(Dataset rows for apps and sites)
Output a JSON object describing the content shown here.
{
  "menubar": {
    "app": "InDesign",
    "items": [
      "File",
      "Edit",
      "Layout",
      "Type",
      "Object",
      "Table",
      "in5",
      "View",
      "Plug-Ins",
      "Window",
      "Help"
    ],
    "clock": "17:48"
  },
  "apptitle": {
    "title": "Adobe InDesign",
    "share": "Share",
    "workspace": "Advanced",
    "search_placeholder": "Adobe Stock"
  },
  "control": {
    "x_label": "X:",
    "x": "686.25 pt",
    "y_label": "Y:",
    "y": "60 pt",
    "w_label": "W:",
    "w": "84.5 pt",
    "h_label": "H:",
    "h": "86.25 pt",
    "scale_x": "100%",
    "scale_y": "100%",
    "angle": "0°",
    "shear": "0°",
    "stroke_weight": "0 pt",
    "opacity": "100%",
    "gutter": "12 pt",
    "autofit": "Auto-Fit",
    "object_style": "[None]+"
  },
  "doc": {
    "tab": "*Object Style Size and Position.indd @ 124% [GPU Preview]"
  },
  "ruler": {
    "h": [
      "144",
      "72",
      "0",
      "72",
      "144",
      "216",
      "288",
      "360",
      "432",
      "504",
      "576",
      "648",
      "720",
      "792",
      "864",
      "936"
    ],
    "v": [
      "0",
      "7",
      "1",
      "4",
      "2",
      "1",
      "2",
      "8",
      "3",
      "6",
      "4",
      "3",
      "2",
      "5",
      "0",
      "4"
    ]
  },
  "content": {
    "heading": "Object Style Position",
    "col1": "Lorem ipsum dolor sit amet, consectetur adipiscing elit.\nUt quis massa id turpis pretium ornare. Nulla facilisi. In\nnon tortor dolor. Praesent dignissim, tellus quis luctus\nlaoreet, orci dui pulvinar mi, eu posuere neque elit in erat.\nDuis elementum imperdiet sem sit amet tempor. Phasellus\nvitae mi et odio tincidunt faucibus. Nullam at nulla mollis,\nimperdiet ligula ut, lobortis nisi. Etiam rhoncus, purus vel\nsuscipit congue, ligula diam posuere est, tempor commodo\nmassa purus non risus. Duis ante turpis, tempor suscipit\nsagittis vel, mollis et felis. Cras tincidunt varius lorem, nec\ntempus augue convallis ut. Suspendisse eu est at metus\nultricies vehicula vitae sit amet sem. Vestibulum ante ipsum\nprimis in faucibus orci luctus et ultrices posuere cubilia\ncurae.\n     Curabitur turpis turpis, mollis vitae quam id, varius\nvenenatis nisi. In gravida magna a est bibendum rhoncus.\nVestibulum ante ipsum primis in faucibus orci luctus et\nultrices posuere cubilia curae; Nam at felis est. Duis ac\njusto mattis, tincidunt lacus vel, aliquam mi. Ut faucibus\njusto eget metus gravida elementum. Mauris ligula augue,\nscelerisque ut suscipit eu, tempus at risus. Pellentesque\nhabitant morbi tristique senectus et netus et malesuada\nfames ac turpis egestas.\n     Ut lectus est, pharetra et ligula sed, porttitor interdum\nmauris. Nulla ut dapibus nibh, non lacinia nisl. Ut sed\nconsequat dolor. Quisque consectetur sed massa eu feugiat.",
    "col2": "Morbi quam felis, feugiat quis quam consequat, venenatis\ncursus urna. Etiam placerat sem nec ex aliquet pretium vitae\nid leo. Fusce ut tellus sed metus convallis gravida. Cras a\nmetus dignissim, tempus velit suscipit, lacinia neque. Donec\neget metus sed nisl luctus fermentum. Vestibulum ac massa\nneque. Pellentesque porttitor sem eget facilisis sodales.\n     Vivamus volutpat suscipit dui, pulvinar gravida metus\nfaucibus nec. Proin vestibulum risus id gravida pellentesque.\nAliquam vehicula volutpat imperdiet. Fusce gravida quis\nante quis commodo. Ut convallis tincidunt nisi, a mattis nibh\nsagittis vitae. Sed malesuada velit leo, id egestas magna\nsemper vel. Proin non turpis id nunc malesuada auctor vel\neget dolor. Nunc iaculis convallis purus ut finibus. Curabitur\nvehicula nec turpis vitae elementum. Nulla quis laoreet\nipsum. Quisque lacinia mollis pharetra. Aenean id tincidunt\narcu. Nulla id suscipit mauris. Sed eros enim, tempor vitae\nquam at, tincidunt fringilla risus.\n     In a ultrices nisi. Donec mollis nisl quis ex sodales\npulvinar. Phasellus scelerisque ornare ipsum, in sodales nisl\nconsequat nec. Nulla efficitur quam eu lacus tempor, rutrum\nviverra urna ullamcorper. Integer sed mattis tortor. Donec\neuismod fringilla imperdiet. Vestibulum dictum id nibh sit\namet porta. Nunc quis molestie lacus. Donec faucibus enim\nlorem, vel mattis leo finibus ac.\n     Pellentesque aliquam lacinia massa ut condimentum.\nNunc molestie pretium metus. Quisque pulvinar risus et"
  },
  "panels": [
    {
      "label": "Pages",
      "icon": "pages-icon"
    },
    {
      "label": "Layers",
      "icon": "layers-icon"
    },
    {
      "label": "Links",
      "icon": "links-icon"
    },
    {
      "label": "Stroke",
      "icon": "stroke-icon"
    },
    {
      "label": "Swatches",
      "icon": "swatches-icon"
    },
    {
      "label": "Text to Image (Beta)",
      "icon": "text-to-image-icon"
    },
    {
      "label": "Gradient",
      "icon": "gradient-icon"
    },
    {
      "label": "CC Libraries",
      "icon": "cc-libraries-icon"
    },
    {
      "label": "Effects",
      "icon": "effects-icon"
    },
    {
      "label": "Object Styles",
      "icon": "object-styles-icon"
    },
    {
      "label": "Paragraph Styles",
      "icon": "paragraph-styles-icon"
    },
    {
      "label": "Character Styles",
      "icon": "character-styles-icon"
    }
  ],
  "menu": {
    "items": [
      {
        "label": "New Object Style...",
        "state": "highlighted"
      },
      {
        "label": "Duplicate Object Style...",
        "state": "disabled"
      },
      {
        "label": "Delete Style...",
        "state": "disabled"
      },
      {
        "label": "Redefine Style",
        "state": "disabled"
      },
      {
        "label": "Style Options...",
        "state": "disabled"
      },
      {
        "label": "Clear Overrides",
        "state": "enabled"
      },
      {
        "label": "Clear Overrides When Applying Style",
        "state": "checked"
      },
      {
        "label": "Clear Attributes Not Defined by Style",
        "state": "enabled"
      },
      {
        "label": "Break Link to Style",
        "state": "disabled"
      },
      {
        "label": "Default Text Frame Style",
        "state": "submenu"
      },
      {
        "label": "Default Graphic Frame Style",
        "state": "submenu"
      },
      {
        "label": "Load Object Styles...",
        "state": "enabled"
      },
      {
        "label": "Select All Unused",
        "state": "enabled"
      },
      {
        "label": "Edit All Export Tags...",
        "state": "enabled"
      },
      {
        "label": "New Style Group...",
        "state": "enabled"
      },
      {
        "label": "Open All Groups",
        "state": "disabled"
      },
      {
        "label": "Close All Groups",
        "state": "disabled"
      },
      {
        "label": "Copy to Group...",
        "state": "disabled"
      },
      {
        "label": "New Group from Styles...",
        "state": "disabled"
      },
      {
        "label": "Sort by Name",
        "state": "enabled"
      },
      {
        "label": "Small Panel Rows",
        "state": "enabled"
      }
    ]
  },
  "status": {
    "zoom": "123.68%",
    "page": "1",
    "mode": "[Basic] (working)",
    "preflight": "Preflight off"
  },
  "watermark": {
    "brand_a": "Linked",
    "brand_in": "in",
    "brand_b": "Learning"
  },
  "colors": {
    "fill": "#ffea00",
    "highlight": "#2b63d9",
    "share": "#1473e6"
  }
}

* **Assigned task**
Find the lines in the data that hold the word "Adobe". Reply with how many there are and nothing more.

* **Exercise answer**
2